** Task statement **
Leaving the pictures aside, restate all of the data exactly.

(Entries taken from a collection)
++++++++

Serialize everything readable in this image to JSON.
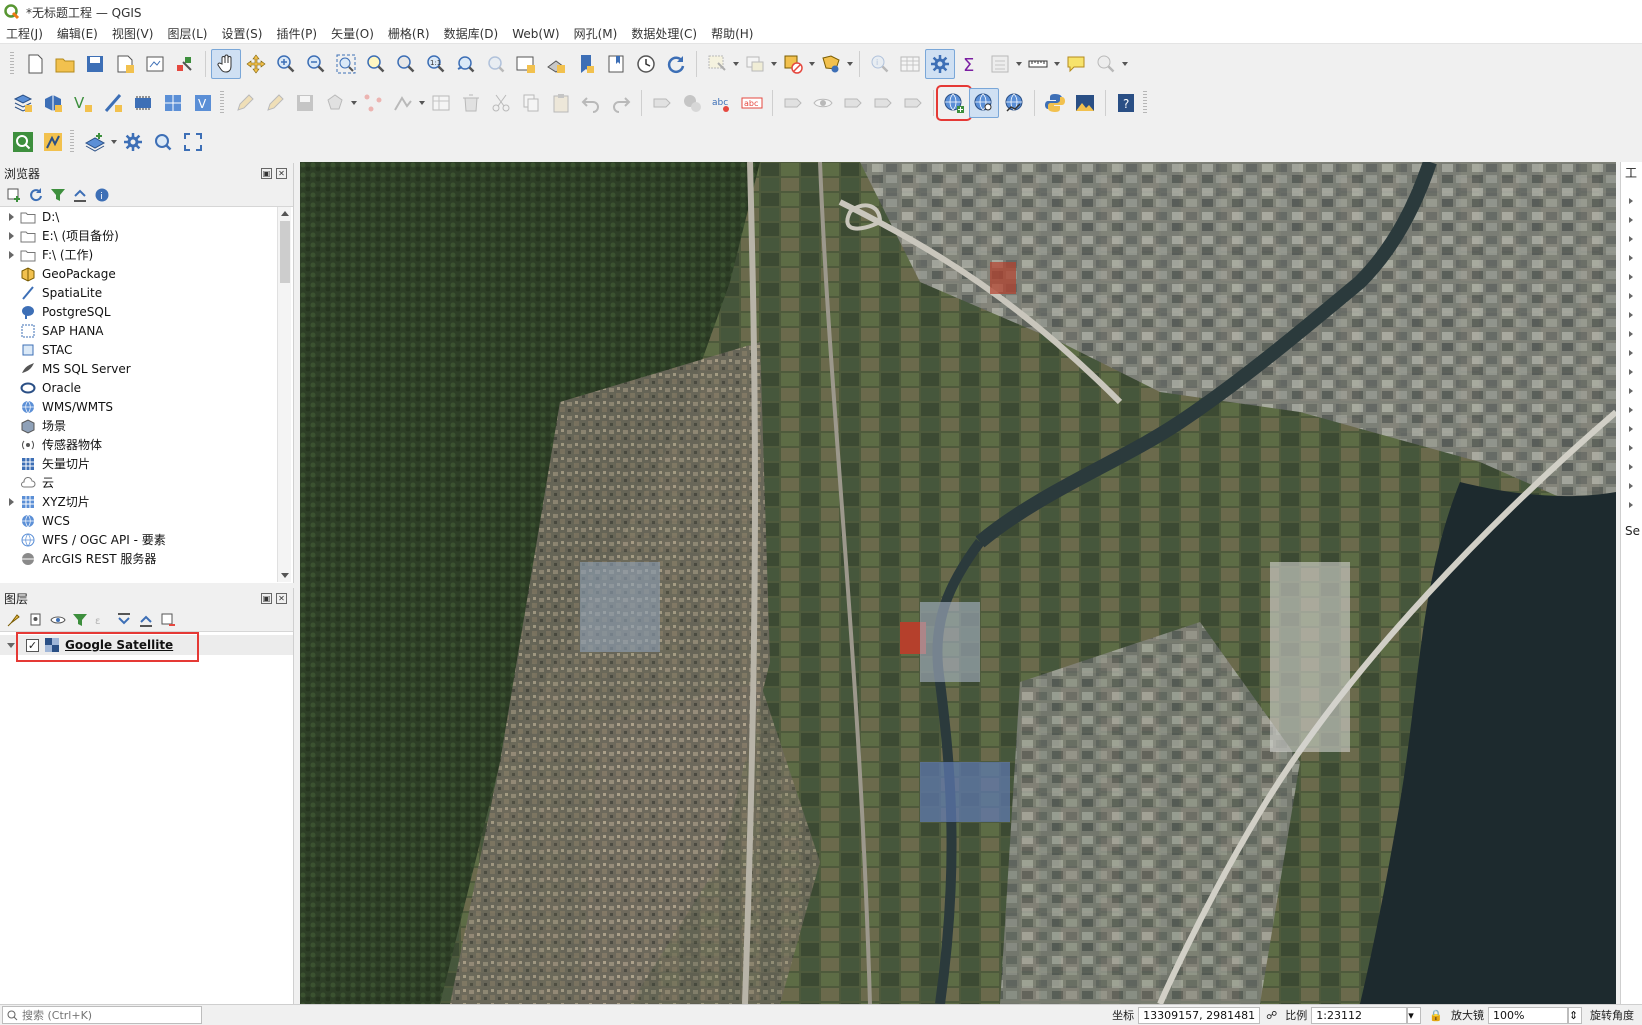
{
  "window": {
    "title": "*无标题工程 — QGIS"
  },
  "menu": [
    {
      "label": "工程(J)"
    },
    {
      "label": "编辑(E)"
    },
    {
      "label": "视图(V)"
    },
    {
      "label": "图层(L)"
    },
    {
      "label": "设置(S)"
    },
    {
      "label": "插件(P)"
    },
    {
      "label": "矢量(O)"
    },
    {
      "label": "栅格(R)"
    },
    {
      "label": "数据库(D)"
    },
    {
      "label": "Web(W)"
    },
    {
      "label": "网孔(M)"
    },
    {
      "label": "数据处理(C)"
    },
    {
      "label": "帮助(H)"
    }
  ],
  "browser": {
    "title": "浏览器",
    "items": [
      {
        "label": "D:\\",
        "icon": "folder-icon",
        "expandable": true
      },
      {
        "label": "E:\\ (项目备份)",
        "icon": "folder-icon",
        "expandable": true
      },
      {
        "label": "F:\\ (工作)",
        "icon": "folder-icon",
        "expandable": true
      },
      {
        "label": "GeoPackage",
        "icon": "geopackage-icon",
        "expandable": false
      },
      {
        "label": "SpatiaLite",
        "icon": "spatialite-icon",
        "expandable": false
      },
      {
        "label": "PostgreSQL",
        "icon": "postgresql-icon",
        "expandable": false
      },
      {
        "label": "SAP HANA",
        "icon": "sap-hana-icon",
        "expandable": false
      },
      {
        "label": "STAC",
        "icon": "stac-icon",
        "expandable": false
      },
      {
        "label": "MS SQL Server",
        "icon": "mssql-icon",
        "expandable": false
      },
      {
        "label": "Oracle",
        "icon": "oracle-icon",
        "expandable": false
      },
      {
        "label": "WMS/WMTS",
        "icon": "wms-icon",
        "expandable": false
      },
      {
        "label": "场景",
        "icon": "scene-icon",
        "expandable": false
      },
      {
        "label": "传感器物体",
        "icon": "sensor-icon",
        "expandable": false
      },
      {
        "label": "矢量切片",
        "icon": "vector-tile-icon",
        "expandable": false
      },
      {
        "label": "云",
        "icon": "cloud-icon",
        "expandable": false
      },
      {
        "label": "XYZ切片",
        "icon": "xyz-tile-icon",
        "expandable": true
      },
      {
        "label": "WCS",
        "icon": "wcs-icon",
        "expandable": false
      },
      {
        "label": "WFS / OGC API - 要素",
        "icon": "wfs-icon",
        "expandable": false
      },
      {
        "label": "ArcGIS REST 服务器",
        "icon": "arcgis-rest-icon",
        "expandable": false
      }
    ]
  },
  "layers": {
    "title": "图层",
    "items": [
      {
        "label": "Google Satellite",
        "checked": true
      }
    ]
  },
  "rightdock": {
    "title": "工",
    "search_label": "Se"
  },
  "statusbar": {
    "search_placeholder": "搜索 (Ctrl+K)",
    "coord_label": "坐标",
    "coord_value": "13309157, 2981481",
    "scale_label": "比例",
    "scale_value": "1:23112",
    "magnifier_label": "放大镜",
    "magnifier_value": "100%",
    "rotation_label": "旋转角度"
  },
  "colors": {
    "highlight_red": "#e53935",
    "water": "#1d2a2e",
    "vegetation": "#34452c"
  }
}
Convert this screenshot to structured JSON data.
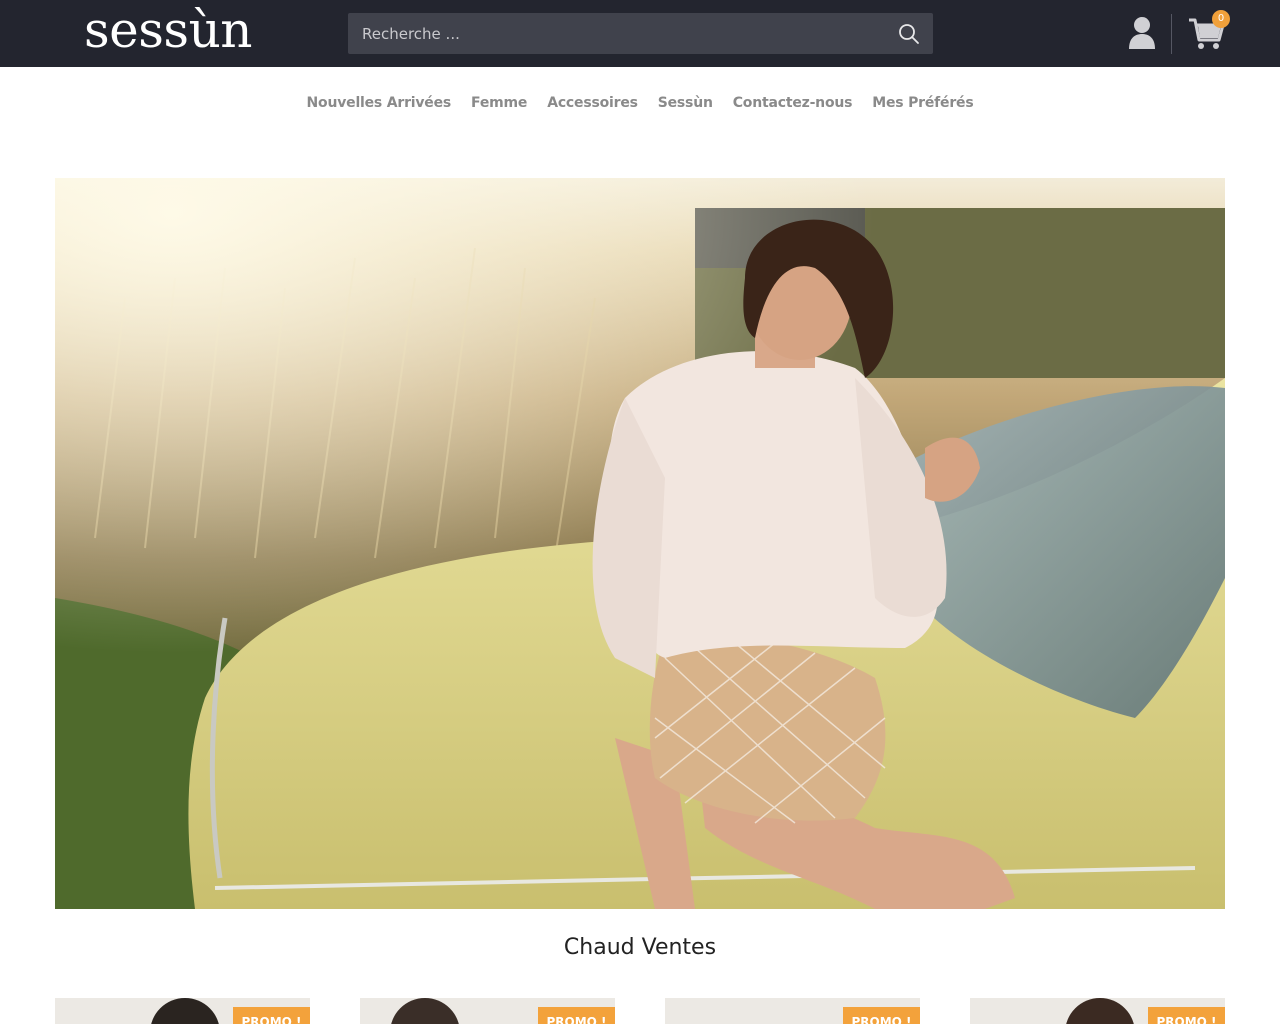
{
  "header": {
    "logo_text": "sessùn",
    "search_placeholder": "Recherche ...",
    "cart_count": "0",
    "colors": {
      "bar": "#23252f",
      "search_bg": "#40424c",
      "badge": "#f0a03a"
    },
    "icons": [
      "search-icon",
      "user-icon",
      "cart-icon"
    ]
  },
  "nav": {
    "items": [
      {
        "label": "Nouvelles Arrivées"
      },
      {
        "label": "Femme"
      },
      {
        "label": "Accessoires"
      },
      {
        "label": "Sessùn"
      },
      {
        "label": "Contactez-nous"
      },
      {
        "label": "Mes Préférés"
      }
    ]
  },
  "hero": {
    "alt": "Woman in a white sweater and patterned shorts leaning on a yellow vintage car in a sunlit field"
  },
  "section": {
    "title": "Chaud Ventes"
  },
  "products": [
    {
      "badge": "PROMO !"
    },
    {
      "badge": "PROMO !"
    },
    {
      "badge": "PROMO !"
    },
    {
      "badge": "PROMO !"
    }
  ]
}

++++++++

** Expected answer **
Serialize everything readable in this image to JSON.
{
  "window": {
    "title": "*无标题工程 — QGIS"
  },
  "menu": [
    {
      "label": "工程(J)"
    },
    {
      "label": "编辑(E)"
    },
    {
      "label": "视图(V)"
    },
    {
      "label": "图层(L)"
    },
    {
      "label": "设置(S)"
    },
    {
      "label": "插件(P)"
    },
    {
      "label": "矢量(O)"
    },
    {
      "label": "栅格(R)"
    },
    {
      "label": "数据库(D)"
    },
    {
      "label": "Web(W)"
    },
    {
      "label": "网孔(M)"
    },
    {
      "label": "数据处理(C)"
    },
    {
      "label": "帮助(H)"
    }
  ],
  "browser": {
    "title": "浏览器",
    "items": [
      {
        "label": "D:\\",
        "icon": "folder-icon",
        "expandable": true
      },
      {
        "label": "E:\\ (项目备份)",
        "icon": "folder-icon",
        "expandable": true
      },
      {
        "label": "F:\\ (工作)",
        "icon": "folder-icon",
        "expandable": true
      },
      {
        "label": "GeoPackage",
        "icon": "geopackage-icon",
        "expandable": false
      },
      {
        "label": "SpatiaLite",
        "icon": "spatialite-icon",
        "expandable": false
      },
      {
        "label": "PostgreSQL",
        "icon": "postgresql-icon",
        "expandable": false
      },
      {
        "label": "SAP HANA",
        "icon": "sap-hana-icon",
        "expandable": false
      },
      {
        "label": "STAC",
        "icon": "stac-icon",
        "expandable": false
      },
      {
        "label": "MS SQL Server",
        "icon": "mssql-icon",
        "expandable": false
      },
      {
        "label": "Oracle",
        "icon": "oracle-icon",
        "expandable": false
      },
      {
        "label": "WMS/WMTS",
        "icon": "wms-icon",
        "expandable": false
      },
      {
        "label": "场景",
        "icon": "scene-icon",
        "expandable": false
      },
      {
        "label": "传感器物体",
        "icon": "sensor-icon",
        "expandable": false
      },
      {
        "label": "矢量切片",
        "icon": "vector-tile-icon",
        "expandable": false
      },
      {
        "label": "云",
        "icon": "cloud-icon",
        "expandable": false
      },
      {
        "label": "XYZ切片",
        "icon": "xyz-tile-icon",
        "expandable": true
      },
      {
        "label": "WCS",
        "icon": "wcs-icon",
        "expandable": false
      },
      {
        "label": "WFS / OGC API - 要素",
        "icon": "wfs-icon",
        "expandable": false
      },
      {
        "label": "ArcGIS REST 服务器",
        "icon": "arcgis-rest-icon",
        "expandable": false
      }
    ]
  },
  "layers": {
    "title": "图层",
    "items": [
      {
        "label": "Google Satellite",
        "checked": true
      }
    ]
  },
  "rightdock": {
    "title": "工",
    "search_label": "Se"
  },
  "statusbar": {
    "search_placeholder": "搜索 (Ctrl+K)",
    "coord_label": "坐标",
    "coord_value": "13309157, 2981481",
    "scale_label": "比例",
    "scale_value": "1:23112",
    "magnifier_label": "放大镜",
    "magnifier_value": "100%",
    "rotation_label": "旋转角度"
  },
  "colors": {
    "highlight_red": "#e53935",
    "water": "#1d2a2e",
    "vegetation": "#34452c"
  }
}
Convert this screenshot to structured JSON data.
{
  "header": {
    "logo_text": "sessùn",
    "search_placeholder": "Recherche ...",
    "cart_count": "0",
    "colors": {
      "bar": "#23252f",
      "search_bg": "#40424c",
      "badge": "#f0a03a"
    },
    "icons": [
      "search-icon",
      "user-icon",
      "cart-icon"
    ]
  },
  "nav": {
    "items": [
      {
        "label": "Nouvelles Arrivées"
      },
      {
        "label": "Femme"
      },
      {
        "label": "Accessoires"
      },
      {
        "label": "Sessùn"
      },
      {
        "label": "Contactez-nous"
      },
      {
        "label": "Mes Préférés"
      }
    ]
  },
  "hero": {
    "alt": "Woman in a white sweater and patterned shorts leaning on a yellow vintage car in a sunlit field"
  },
  "section": {
    "title": "Chaud Ventes"
  },
  "products": [
    {
      "badge": "PROMO !"
    },
    {
      "badge": "PROMO !"
    },
    {
      "badge": "PROMO !"
    },
    {
      "badge": "PROMO !"
    }
  ]
}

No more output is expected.